JIM LEHRER: Finally tonight, a statue of a young Helen Keller comes to the Congress. NewsHour congressional correspondent Kwame Holman was there.
KWAME HOLMAN: Two young students from the Alabama Institute for the Deaf and Blind sang for the leaders of Congress and a large crowd in the Capitol Rotunda this morning.
ANNOUNCER: Ladies and gentlemen, the statue of Helen Keller.
KWAME HOLMAN: They had gathered for the unveiling of a statue of perhaps Alabama’s most famous daughter, Helen Keller.
SEN. MITCH MCCONNELL, R-Ky., Senate Minority Leader: By dedicating this statue in this place of giants, we show that those whom the world calls imperfect are not only worth our attention. They’re worth our highest honors.

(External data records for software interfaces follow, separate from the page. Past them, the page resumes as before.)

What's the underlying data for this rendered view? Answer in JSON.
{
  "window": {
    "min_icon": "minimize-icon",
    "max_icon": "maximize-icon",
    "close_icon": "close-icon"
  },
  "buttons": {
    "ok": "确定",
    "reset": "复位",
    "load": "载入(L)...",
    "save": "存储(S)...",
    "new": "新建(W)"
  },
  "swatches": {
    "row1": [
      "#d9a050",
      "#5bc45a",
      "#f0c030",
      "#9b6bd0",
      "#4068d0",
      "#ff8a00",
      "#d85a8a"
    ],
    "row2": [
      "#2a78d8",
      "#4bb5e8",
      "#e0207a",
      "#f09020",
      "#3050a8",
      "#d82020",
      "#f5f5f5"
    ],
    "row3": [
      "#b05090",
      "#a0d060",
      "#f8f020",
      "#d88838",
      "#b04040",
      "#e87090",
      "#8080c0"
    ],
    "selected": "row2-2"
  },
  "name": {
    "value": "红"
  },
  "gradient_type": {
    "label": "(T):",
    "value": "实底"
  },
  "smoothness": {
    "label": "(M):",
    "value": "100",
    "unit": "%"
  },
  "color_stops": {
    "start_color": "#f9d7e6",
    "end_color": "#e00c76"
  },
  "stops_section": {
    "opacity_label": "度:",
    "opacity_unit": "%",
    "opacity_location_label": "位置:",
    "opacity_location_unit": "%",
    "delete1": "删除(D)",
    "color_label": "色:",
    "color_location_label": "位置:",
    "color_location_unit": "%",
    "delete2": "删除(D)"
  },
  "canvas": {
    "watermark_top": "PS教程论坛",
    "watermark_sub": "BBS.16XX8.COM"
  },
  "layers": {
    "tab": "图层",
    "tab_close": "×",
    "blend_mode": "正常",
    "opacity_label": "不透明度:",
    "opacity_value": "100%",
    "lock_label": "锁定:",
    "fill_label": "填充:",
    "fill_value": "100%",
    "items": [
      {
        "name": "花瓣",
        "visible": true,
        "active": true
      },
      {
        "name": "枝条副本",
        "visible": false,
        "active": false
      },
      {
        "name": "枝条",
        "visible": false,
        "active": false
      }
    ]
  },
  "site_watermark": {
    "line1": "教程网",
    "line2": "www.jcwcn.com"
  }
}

KWAME HOLMAN: The bronze cast depicts the world-famous activist for disability rights as a 7-year-old child, the time when the deaf and blind Keller made the connection between her teacher’s words and the water running from the pump at her family home in Tuscumbia, Alabama.

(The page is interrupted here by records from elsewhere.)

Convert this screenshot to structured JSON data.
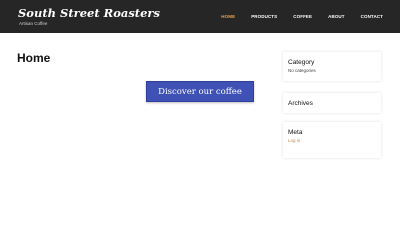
{
  "site": {
    "name": "South Street Roasters",
    "tagline": "Artisan Coffee"
  },
  "nav": {
    "items": [
      {
        "label": "HOME",
        "active": true
      },
      {
        "label": "PRODUCTS",
        "active": false
      },
      {
        "label": "COFFEE",
        "active": false
      },
      {
        "label": "ABOUT",
        "active": false
      },
      {
        "label": "CONTACT",
        "active": false
      }
    ]
  },
  "main": {
    "title": "Home",
    "cta_label": "Discover our coffee"
  },
  "sidebar": {
    "category": {
      "title": "Category",
      "text": "No categories"
    },
    "archives": {
      "title": "Archives"
    },
    "meta": {
      "title": "Meta",
      "link": "Log in"
    }
  },
  "colors": {
    "header_bg": "#262626",
    "nav_active": "#e8a14a",
    "cta_bg": "#3f51b5",
    "link": "#b98b54"
  }
}
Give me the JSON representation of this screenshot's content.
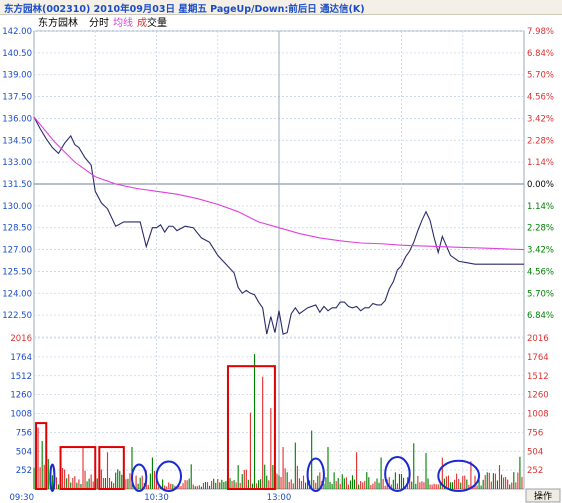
{
  "window": {
    "title": "东方园林(002310) 2010年09月03日 星期五 PageUp/Down:前后日 通达信(K)"
  },
  "legend": {
    "name": "东方园林",
    "fenshi": "分时",
    "junxian": "均线",
    "chengjiao_prefix": "成",
    "chengjiao_suffix": "交量"
  },
  "button": {
    "caozuo": "操作"
  },
  "colors": {
    "price_line": "#2b2b6b",
    "avg_line": "#e040e0",
    "grid": "#c8d4e8",
    "up": "#e03030",
    "down": "#008000",
    "axis_left_text": "#1a4cc8",
    "axis_right_up": "#e03030",
    "axis_right_down": "#008000",
    "highlight_box": "#e00000",
    "highlight_ellipse": "#1a2ad0"
  },
  "chart_data": {
    "type": "line",
    "title": "东方园林(002310) 分时",
    "prev_close": 131.5,
    "price_axis": {
      "ticks": [
        142.0,
        139.37,
        136.75,
        134.12,
        131.5,
        128.87,
        126.24,
        123.62,
        120.99
      ],
      "labels": [
        "142.00",
        "140.50",
        "139.00",
        "137.50",
        "136.00",
        "134.50",
        "133.00",
        "131.50",
        "130.00",
        "128.50",
        "127.00",
        "125.50",
        "124.00",
        "122.50",
        "2016"
      ],
      "ylim": [
        121.1,
        142.0
      ]
    },
    "price_labels_left": [
      "142.00",
      "140.50",
      "139.00",
      "137.50",
      "136.00",
      "134.50",
      "133.00",
      "131.50",
      "130.00",
      "128.50",
      "127.00",
      "125.50",
      "124.00",
      "122.50"
    ],
    "percent_labels_right": [
      "7.98%",
      "6.84%",
      "5.70%",
      "4.56%",
      "3.42%",
      "2.28%",
      "1.14%",
      "0.00%",
      "1.14%",
      "2.28%",
      "3.42%",
      "4.56%",
      "5.70%",
      "6.84%"
    ],
    "volume_axis": {
      "labels": [
        "2016",
        "1764",
        "1512",
        "1260",
        "1008",
        "756",
        "504",
        "252"
      ],
      "ylim": [
        0,
        2016
      ]
    },
    "x_ticks": [
      "09:30",
      "10:30",
      "13:00"
    ],
    "series": [
      {
        "name": "分时",
        "x": [
          0,
          3,
          6,
          9,
          12,
          15,
          18,
          20,
          22,
          25,
          28,
          30,
          33,
          36,
          40,
          44,
          48,
          52,
          55,
          58,
          60,
          62,
          64,
          66,
          68,
          70,
          74,
          78,
          82,
          86,
          90,
          94,
          98,
          100,
          102,
          104,
          106,
          108,
          110,
          112,
          114,
          116,
          118,
          120,
          122,
          124,
          126,
          128,
          130,
          134,
          138,
          140,
          142,
          144,
          146,
          148,
          150,
          152,
          154,
          156,
          158,
          160,
          162,
          164,
          166,
          168,
          170,
          172,
          174,
          176,
          178,
          180,
          182,
          184,
          186,
          188,
          190,
          192,
          194,
          196,
          198,
          200,
          204,
          208,
          212,
          216,
          220,
          224,
          228,
          232,
          236,
          240
        ],
        "y": [
          136.1,
          135.3,
          134.6,
          134.0,
          133.6,
          134.3,
          134.8,
          134.2,
          134.0,
          133.3,
          132.8,
          131.0,
          130.2,
          129.8,
          128.6,
          128.9,
          128.9,
          128.9,
          127.2,
          128.5,
          128.5,
          128.7,
          128.2,
          128.6,
          128.6,
          128.3,
          128.6,
          128.5,
          127.8,
          127.5,
          126.6,
          126.0,
          125.4,
          124.4,
          124.0,
          124.2,
          124.0,
          123.9,
          123.4,
          123.0,
          121.2,
          122.4,
          121.3,
          122.8,
          121.2,
          121.3,
          122.6,
          123.0,
          122.6,
          123.0,
          123.2,
          122.7,
          123.1,
          122.8,
          123.0,
          123.0,
          123.4,
          123.4,
          123.1,
          123.0,
          123.1,
          122.8,
          123.0,
          123.0,
          123.3,
          123.2,
          123.2,
          123.5,
          124.3,
          124.8,
          125.6,
          125.9,
          126.5,
          126.9,
          127.5,
          128.3,
          129.0,
          129.6,
          129.0,
          127.8,
          126.8,
          127.9,
          126.6,
          126.2,
          126.1,
          126.0,
          126.0,
          126.0,
          126.0,
          126.0,
          126.0,
          126.0
        ]
      },
      {
        "name": "均线",
        "x": [
          0,
          10,
          20,
          30,
          40,
          50,
          60,
          70,
          80,
          90,
          100,
          110,
          120,
          130,
          140,
          150,
          160,
          170,
          180,
          190,
          200,
          210,
          220,
          230,
          240
        ],
        "y": [
          136.1,
          134.4,
          133.0,
          132.0,
          131.5,
          131.2,
          131.0,
          130.8,
          130.5,
          130.1,
          129.6,
          128.9,
          128.5,
          128.1,
          127.8,
          127.6,
          127.45,
          127.4,
          127.3,
          127.25,
          127.2,
          127.15,
          127.1,
          127.05,
          127.0
        ]
      }
    ],
    "volume": {
      "name": "成交量",
      "note": "per-minute volume bars; red = up, green = down",
      "peak": 1800,
      "spikes": [
        {
          "t": 2,
          "v": 820
        },
        {
          "t": 4,
          "v": 640
        },
        {
          "t": 6,
          "v": 560
        },
        {
          "t": 14,
          "v": 280
        },
        {
          "t": 24,
          "v": 560
        },
        {
          "t": 32,
          "v": 520
        },
        {
          "t": 36,
          "v": 490
        },
        {
          "t": 48,
          "v": 560
        },
        {
          "t": 58,
          "v": 420
        },
        {
          "t": 77,
          "v": 330
        },
        {
          "t": 106,
          "v": 1020
        },
        {
          "t": 108,
          "v": 1800
        },
        {
          "t": 112,
          "v": 1500
        },
        {
          "t": 116,
          "v": 1080
        },
        {
          "t": 122,
          "v": 560
        },
        {
          "t": 128,
          "v": 620
        },
        {
          "t": 136,
          "v": 780
        },
        {
          "t": 144,
          "v": 560
        },
        {
          "t": 158,
          "v": 490
        },
        {
          "t": 170,
          "v": 420
        },
        {
          "t": 186,
          "v": 610
        },
        {
          "t": 192,
          "v": 480
        },
        {
          "t": 200,
          "v": 420
        },
        {
          "t": 214,
          "v": 370
        },
        {
          "t": 228,
          "v": 320
        },
        {
          "t": 238,
          "v": 430
        }
      ]
    },
    "annotations": [
      {
        "shape": "rect",
        "range": [
          1,
          6
        ],
        "vmax": 880
      },
      {
        "shape": "ellipse",
        "range": [
          8,
          10
        ],
        "vmax": 300
      },
      {
        "shape": "rect",
        "range": [
          13,
          30
        ],
        "vmax": 560
      },
      {
        "shape": "rect",
        "range": [
          32,
          44
        ],
        "vmax": 560
      },
      {
        "shape": "ellipse",
        "range": [
          48,
          55
        ],
        "vmax": 300
      },
      {
        "shape": "ellipse",
        "range": [
          60,
          72
        ],
        "vmax": 340
      },
      {
        "shape": "rect",
        "range": [
          95,
          118
        ],
        "vmax": 1640
      },
      {
        "shape": "ellipse",
        "range": [
          134,
          142
        ],
        "vmax": 380
      },
      {
        "shape": "ellipse",
        "range": [
          172,
          184
        ],
        "vmax": 400
      },
      {
        "shape": "ellipse",
        "range": [
          198,
          218
        ],
        "vmax": 350
      }
    ],
    "grid": true,
    "legend_placement": "top-left"
  }
}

ANNE BANCROFT, actress, “Annie Sullivan”: W-a-t-e-r, water. It has a name.
KWAME HOLMAN: The scene was made iconic by the 1962 movie “The Miracle Worker.”
PATTY DUKE, actress, “Helen Keller”: Water. Water.

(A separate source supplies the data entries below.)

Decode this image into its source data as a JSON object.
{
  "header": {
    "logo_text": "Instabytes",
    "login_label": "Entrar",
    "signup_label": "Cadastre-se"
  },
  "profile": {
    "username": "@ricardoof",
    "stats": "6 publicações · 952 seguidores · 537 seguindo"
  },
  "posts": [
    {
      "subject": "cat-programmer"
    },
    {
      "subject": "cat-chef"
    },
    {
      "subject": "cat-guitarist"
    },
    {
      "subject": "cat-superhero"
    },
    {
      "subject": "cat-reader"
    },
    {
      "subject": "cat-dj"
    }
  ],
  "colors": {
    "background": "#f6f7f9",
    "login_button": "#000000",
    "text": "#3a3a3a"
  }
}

KWAME HOLMAN: Keller went on to become the first deaf and blind person to earn a college degree, sat with heads of state, and secured access and opportunities for the disabled. She died in 1968.
Carl Augusto is president of the American Foundation for the Blind.
CARL AUGUSTO, president, American Foundation for the Blind: She embodied the American spirit of limitless possibility by becoming a famous American activist, a prolific writer, a prolific lecturer.
KWAME HOLMAN: The statue will replace that of an Alabama confederate officer and educator as one of the two statues each state is granted in the Capitol. Keller’s will be the ninth of a woman and the only one of a person with disabilities.
Alabama’s congressional delegation was well-represented at the ceremony. Senator Jeff Sessions.
SEN. JEFF SESSIONS, R-Ala.: I can’t think of a better person for the state to honor and, really, for the nation to honor.
KWAME HOLMAN: Congressman Artur Davis.
REP. ARTUR DAVIS, D-Ala.: So why not offer up a symbol to the United States of America that says, “This is someone who shattered glass ceilings, someone who broke barriers”? That’s what Alabama now offers as a statement of who we are.
KWAME HOLMAN: Speakers said, as the only statue of a child, Keller’s likeness will interest and inspire many of the children who see it in its permanent place inside the Capitol Visitors Center.